*Supplied records*:

::::

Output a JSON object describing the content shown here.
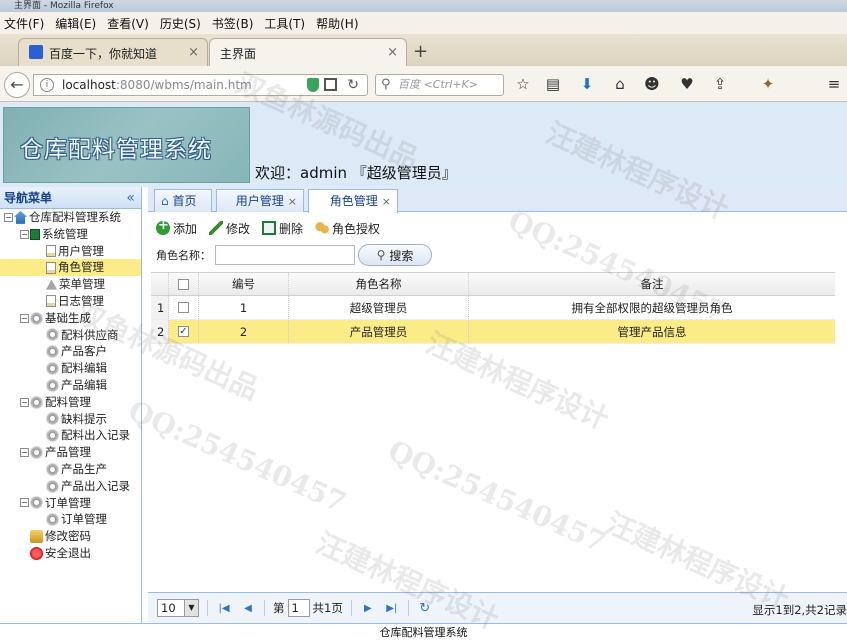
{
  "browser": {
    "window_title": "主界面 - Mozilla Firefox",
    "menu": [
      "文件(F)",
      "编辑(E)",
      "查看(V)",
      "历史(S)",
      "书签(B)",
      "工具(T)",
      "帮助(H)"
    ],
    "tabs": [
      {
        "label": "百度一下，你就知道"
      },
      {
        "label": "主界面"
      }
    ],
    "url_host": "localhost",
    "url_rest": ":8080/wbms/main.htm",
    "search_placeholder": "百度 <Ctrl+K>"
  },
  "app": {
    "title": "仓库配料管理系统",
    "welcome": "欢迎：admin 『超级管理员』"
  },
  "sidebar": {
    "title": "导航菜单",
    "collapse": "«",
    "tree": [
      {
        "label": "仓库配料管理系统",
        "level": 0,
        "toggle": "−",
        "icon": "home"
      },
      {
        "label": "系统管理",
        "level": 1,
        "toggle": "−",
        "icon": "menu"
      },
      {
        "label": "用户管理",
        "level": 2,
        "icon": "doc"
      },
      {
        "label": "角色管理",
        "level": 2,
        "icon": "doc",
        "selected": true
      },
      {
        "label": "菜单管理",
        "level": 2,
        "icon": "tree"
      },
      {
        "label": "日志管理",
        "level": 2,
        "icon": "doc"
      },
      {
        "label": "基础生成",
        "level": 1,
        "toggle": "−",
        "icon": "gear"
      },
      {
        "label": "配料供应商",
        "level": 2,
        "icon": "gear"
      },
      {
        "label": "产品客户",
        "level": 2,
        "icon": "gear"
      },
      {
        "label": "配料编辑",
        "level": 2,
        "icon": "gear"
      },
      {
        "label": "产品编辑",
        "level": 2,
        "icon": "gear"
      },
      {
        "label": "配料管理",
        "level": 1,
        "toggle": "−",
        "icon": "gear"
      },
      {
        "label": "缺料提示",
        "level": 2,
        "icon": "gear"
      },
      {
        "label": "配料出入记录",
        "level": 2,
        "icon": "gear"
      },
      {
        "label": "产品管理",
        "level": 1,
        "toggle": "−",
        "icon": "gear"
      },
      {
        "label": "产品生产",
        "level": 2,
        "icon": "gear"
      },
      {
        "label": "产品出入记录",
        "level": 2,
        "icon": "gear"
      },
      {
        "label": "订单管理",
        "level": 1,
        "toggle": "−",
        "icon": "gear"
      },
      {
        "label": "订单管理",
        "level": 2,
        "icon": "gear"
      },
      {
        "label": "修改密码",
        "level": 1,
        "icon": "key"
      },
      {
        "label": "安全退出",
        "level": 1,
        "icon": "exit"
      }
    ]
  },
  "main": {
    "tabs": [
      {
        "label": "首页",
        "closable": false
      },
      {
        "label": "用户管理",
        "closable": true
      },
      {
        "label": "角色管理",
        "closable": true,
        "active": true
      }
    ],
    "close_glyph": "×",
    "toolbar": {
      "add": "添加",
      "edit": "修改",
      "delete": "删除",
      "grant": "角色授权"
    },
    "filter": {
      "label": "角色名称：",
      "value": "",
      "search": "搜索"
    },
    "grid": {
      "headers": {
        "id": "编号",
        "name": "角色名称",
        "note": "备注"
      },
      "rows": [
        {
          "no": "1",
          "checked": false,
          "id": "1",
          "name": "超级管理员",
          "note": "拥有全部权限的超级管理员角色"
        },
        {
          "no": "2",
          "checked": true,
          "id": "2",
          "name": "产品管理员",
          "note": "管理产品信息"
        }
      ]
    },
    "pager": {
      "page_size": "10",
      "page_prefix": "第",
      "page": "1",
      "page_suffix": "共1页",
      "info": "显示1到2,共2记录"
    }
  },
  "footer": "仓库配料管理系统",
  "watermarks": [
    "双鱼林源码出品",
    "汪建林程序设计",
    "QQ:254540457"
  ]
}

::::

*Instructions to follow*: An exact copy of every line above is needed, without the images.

*Solved problem*:
Output a JSON object describing the content shown here.
{
  "browser": {
    "window_title": "主界面 - Mozilla Firefox",
    "menu": [
      "文件(F)",
      "编辑(E)",
      "查看(V)",
      "历史(S)",
      "书签(B)",
      "工具(T)",
      "帮助(H)"
    ],
    "tabs": [
      {
        "label": "百度一下，你就知道"
      },
      {
        "label": "主界面"
      }
    ],
    "url_host": "localhost",
    "url_rest": ":8080/wbms/main.htm",
    "search_placeholder": "百度 <Ctrl+K>"
  },
  "app": {
    "title": "仓库配料管理系统",
    "welcome": "欢迎：admin 『超级管理员』"
  },
  "sidebar": {
    "title": "导航菜单",
    "collapse": "«",
    "tree": [
      {
        "label": "仓库配料管理系统",
        "level": 0,
        "toggle": "−",
        "icon": "home"
      },
      {
        "label": "系统管理",
        "level": 1,
        "toggle": "−",
        "icon": "menu"
      },
      {
        "label": "用户管理",
        "level": 2,
        "icon": "doc"
      },
      {
        "label": "角色管理",
        "level": 2,
        "icon": "doc",
        "selected": true
      },
      {
        "label": "菜单管理",
        "level": 2,
        "icon": "tree"
      },
      {
        "label": "日志管理",
        "level": 2,
        "icon": "doc"
      },
      {
        "label": "基础生成",
        "level": 1,
        "toggle": "−",
        "icon": "gear"
      },
      {
        "label": "配料供应商",
        "level": 2,
        "icon": "gear"
      },
      {
        "label": "产品客户",
        "level": 2,
        "icon": "gear"
      },
      {
        "label": "配料编辑",
        "level": 2,
        "icon": "gear"
      },
      {
        "label": "产品编辑",
        "level": 2,
        "icon": "gear"
      },
      {
        "label": "配料管理",
        "level": 1,
        "toggle": "−",
        "icon": "gear"
      },
      {
        "label": "缺料提示",
        "level": 2,
        "icon": "gear"
      },
      {
        "label": "配料出入记录",
        "level": 2,
        "icon": "gear"
      },
      {
        "label": "产品管理",
        "level": 1,
        "toggle": "−",
        "icon": "gear"
      },
      {
        "label": "产品生产",
        "level": 2,
        "icon": "gear"
      },
      {
        "label": "产品出入记录",
        "level": 2,
        "icon": "gear"
      },
      {
        "label": "订单管理",
        "level": 1,
        "toggle": "−",
        "icon": "gear"
      },
      {
        "label": "订单管理",
        "level": 2,
        "icon": "gear"
      },
      {
        "label": "修改密码",
        "level": 1,
        "icon": "key"
      },
      {
        "label": "安全退出",
        "level": 1,
        "icon": "exit"
      }
    ]
  },
  "main": {
    "tabs": [
      {
        "label": "首页",
        "closable": false
      },
      {
        "label": "用户管理",
        "closable": true
      },
      {
        "label": "角色管理",
        "closable": true,
        "active": true
      }
    ],
    "close_glyph": "×",
    "toolbar": {
      "add": "添加",
      "edit": "修改",
      "delete": "删除",
      "grant": "角色授权"
    },
    "filter": {
      "label": "角色名称：",
      "value": "",
      "search": "搜索"
    },
    "grid": {
      "headers": {
        "id": "编号",
        "name": "角色名称",
        "note": "备注"
      },
      "rows": [
        {
          "no": "1",
          "checked": false,
          "id": "1",
          "name": "超级管理员",
          "note": "拥有全部权限的超级管理员角色"
        },
        {
          "no": "2",
          "checked": true,
          "id": "2",
          "name": "产品管理员",
          "note": "管理产品信息"
        }
      ]
    },
    "pager": {
      "page_size": "10",
      "page_prefix": "第",
      "page": "1",
      "page_suffix": "共1页",
      "info": "显示1到2,共2记录"
    }
  },
  "footer": "仓库配料管理系统",
  "watermarks": [
    "双鱼林源码出品",
    "汪建林程序设计",
    "QQ:254540457"
  ]
}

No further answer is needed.